Problem details:
Scan the records for "value". Show the matching lines.

Data extract:
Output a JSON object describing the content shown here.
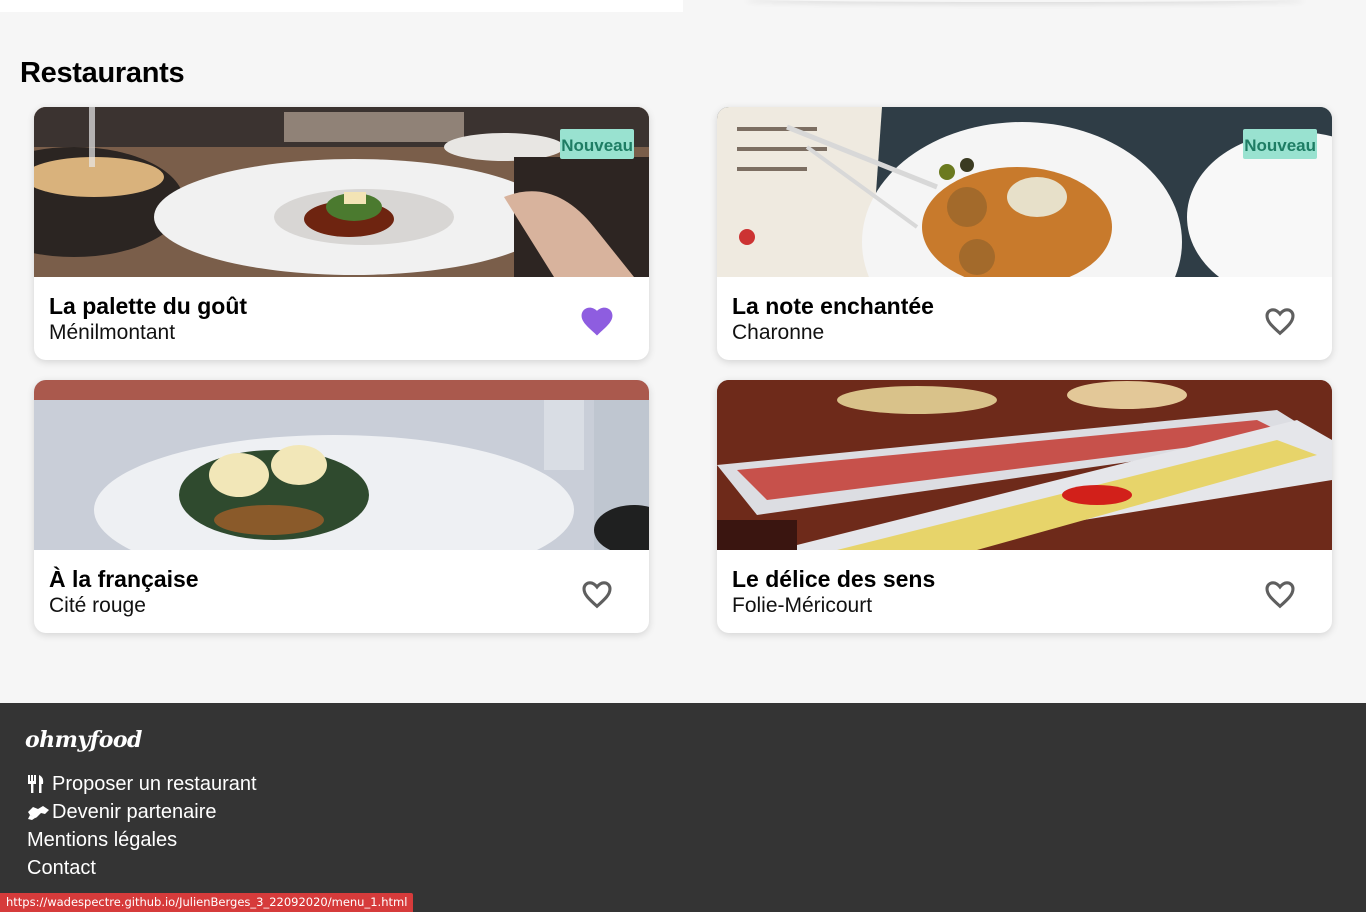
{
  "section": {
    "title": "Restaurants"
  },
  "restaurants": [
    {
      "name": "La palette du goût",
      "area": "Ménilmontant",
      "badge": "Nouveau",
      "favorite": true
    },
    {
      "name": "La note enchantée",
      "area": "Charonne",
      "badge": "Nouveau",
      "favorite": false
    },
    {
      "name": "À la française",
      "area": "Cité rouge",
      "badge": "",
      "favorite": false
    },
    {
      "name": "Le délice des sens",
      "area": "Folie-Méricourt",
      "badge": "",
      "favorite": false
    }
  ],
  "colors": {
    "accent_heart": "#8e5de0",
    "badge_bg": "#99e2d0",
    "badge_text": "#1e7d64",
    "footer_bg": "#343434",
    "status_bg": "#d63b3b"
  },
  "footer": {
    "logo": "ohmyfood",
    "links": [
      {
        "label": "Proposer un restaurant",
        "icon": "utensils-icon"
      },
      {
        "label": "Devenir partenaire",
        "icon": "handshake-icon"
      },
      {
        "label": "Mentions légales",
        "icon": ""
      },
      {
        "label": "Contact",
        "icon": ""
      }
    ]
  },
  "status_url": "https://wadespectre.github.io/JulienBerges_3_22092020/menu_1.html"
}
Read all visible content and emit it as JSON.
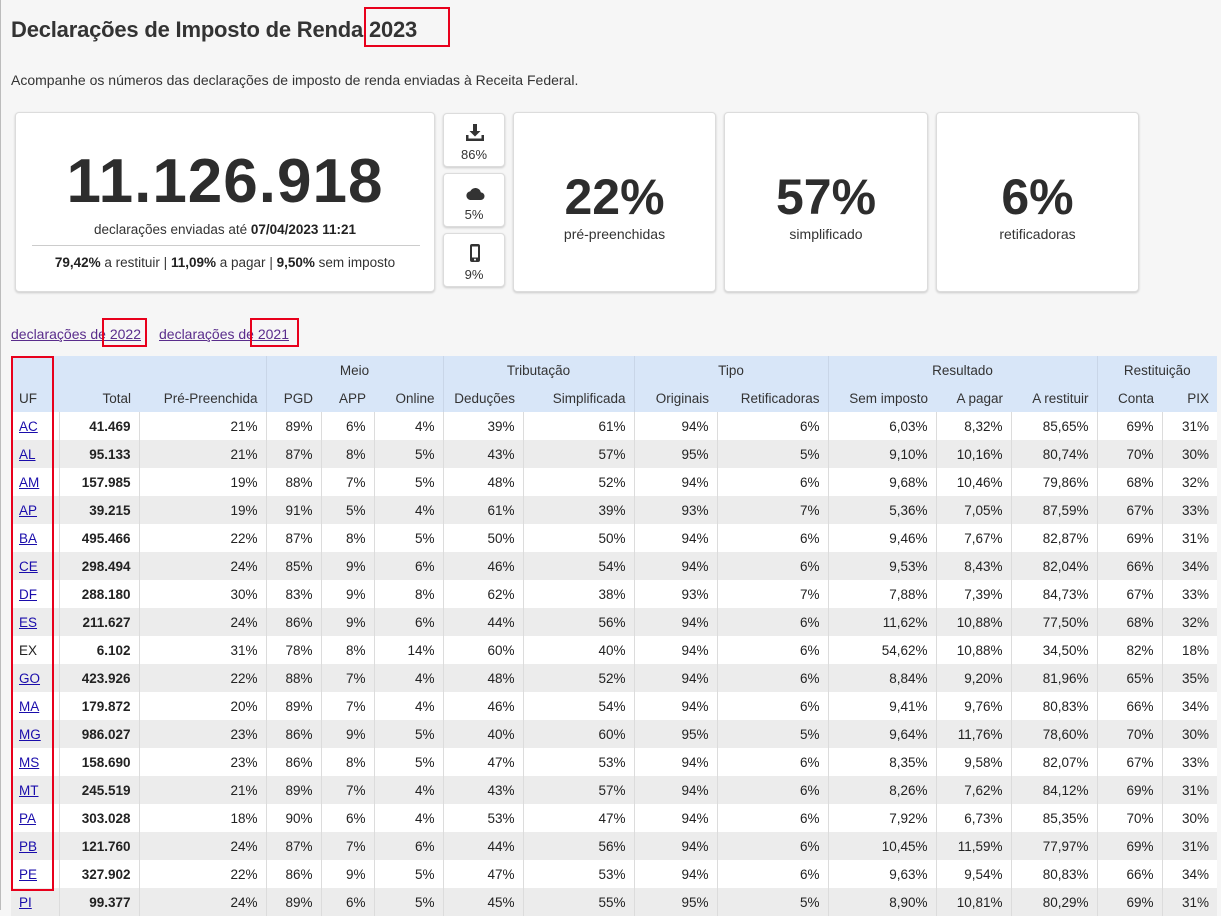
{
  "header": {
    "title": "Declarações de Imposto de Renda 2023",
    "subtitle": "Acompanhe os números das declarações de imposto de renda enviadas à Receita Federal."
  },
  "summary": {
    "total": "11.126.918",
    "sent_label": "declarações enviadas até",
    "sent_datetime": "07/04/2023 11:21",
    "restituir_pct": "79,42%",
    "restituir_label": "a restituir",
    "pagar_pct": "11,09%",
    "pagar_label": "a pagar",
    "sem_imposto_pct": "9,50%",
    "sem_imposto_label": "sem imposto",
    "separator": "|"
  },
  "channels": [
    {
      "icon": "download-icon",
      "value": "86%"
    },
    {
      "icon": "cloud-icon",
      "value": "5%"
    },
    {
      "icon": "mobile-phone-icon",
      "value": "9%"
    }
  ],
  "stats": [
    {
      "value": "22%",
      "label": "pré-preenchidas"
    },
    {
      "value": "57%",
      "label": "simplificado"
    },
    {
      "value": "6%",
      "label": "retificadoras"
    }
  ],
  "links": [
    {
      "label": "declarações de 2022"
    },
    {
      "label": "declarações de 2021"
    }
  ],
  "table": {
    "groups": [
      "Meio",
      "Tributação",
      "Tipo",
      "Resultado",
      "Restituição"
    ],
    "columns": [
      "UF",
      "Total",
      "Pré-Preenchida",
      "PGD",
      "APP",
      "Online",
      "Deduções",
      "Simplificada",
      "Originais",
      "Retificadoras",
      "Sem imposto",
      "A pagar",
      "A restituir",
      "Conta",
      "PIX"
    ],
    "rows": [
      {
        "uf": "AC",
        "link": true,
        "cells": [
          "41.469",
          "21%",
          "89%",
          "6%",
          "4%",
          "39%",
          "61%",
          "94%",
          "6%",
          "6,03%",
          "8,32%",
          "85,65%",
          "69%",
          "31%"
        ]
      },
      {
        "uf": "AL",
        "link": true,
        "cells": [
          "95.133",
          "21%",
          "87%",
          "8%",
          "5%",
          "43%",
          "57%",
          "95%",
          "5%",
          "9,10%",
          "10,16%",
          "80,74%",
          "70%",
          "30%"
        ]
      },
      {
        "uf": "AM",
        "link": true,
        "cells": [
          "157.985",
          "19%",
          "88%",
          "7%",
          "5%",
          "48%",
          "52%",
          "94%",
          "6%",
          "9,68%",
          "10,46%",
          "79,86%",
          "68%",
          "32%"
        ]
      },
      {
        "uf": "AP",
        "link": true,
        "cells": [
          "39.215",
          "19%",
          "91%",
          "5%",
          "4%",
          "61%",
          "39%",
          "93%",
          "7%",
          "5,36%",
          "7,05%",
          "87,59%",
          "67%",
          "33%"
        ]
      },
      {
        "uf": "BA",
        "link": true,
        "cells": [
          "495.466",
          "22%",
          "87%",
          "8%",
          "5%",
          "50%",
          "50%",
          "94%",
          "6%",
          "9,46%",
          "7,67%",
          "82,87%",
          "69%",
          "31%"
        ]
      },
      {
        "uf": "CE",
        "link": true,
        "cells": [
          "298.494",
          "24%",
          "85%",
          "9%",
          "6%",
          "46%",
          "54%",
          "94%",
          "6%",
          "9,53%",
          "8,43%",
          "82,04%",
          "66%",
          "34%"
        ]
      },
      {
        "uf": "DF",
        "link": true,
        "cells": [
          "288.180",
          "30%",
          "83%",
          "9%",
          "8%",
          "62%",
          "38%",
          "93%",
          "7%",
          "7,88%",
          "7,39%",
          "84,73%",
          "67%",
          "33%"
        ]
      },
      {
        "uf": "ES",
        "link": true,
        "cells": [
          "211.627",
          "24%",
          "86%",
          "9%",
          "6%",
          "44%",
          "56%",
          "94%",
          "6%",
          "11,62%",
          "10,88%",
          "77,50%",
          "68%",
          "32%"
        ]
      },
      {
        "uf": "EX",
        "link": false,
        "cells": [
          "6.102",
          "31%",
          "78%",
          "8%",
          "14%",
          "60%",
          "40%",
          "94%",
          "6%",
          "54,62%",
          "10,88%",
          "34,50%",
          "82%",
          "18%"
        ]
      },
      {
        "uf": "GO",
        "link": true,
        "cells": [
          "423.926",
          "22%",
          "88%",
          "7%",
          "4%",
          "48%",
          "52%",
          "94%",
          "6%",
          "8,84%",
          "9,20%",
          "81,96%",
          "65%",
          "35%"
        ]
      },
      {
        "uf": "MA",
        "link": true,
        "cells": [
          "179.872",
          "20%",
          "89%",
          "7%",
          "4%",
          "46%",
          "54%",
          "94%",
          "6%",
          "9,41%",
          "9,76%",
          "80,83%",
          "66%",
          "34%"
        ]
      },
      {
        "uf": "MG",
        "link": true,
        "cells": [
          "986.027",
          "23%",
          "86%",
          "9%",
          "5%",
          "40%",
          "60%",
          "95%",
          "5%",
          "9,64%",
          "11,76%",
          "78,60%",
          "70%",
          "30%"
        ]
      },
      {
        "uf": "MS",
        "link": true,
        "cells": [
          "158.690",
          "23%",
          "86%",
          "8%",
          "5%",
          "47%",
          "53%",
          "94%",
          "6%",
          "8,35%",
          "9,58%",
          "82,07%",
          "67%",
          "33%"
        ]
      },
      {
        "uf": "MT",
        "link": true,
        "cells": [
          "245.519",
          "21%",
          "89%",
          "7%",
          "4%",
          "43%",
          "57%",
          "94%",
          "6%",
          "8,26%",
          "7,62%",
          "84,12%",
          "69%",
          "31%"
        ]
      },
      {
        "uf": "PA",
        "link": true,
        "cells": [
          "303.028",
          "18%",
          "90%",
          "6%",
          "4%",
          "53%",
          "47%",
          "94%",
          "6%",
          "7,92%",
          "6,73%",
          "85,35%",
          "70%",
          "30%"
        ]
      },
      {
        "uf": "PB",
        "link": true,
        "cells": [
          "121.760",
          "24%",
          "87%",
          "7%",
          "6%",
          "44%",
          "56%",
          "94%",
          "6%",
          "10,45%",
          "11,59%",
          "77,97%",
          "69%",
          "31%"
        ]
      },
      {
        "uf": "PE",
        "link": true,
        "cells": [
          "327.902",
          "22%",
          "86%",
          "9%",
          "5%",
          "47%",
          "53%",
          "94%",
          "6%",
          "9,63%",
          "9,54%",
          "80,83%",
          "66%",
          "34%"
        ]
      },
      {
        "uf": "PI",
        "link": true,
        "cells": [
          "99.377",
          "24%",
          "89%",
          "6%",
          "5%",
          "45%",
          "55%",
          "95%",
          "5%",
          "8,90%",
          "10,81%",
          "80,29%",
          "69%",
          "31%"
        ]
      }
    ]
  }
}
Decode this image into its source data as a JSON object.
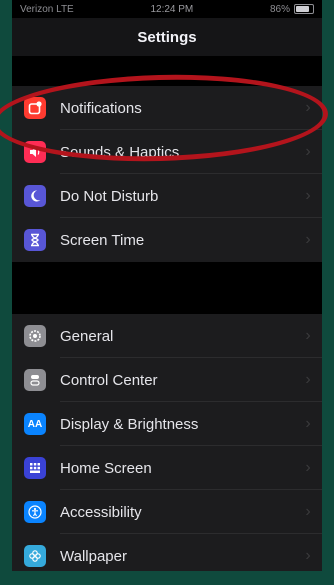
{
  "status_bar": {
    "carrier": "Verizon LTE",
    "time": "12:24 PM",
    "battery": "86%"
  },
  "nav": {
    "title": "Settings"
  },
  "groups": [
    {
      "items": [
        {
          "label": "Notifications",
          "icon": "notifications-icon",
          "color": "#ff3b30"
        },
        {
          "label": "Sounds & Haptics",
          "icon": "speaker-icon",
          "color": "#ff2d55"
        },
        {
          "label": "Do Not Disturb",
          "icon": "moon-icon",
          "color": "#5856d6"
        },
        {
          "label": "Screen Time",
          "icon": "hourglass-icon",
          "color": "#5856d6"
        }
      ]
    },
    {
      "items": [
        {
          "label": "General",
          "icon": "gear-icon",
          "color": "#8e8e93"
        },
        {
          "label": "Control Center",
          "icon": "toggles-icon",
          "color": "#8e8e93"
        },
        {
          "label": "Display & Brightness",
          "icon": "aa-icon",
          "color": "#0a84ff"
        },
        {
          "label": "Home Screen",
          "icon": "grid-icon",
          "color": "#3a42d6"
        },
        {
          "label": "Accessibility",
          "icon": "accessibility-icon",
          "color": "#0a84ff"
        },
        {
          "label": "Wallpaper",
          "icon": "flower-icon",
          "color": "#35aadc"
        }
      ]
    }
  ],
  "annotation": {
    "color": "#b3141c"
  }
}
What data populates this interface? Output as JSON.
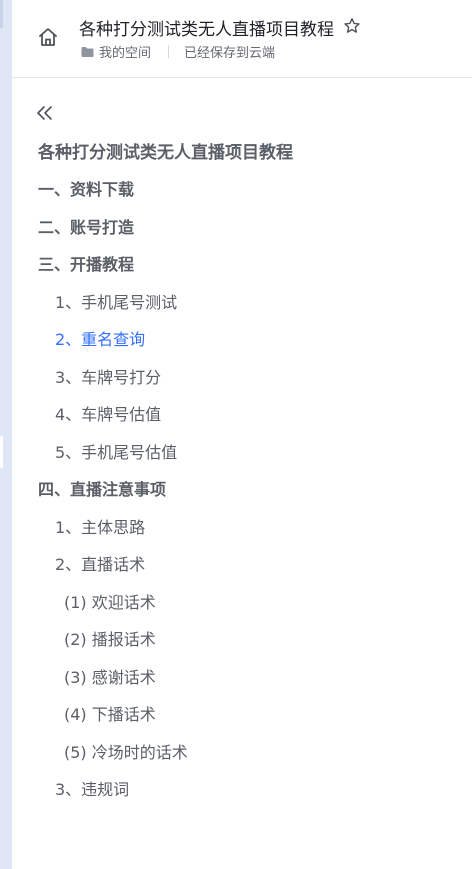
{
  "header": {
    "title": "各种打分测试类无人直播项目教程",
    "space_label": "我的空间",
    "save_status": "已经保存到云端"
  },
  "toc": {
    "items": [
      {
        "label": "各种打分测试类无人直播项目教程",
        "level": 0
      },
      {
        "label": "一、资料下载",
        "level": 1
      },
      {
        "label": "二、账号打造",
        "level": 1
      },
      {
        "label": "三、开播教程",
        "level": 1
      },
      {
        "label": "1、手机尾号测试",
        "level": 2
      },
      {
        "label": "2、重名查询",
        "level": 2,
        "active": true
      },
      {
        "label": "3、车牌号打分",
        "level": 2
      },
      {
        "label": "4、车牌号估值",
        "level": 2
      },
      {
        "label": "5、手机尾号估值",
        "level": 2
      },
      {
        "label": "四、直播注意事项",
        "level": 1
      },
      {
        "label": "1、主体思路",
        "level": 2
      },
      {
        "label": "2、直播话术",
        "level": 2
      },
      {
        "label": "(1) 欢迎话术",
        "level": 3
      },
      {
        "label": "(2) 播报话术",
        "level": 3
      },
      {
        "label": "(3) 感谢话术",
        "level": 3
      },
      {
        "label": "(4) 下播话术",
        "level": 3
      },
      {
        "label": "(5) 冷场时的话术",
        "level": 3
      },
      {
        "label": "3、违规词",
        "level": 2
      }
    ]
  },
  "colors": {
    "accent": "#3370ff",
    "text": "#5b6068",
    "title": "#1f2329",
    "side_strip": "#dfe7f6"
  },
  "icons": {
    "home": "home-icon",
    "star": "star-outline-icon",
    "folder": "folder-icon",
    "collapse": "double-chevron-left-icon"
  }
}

Task answer:
      "value": "86%"
      "value": "5%"
      "value": "9%"
      "value": "22%",
      "value": "57%",
      "value": "6%",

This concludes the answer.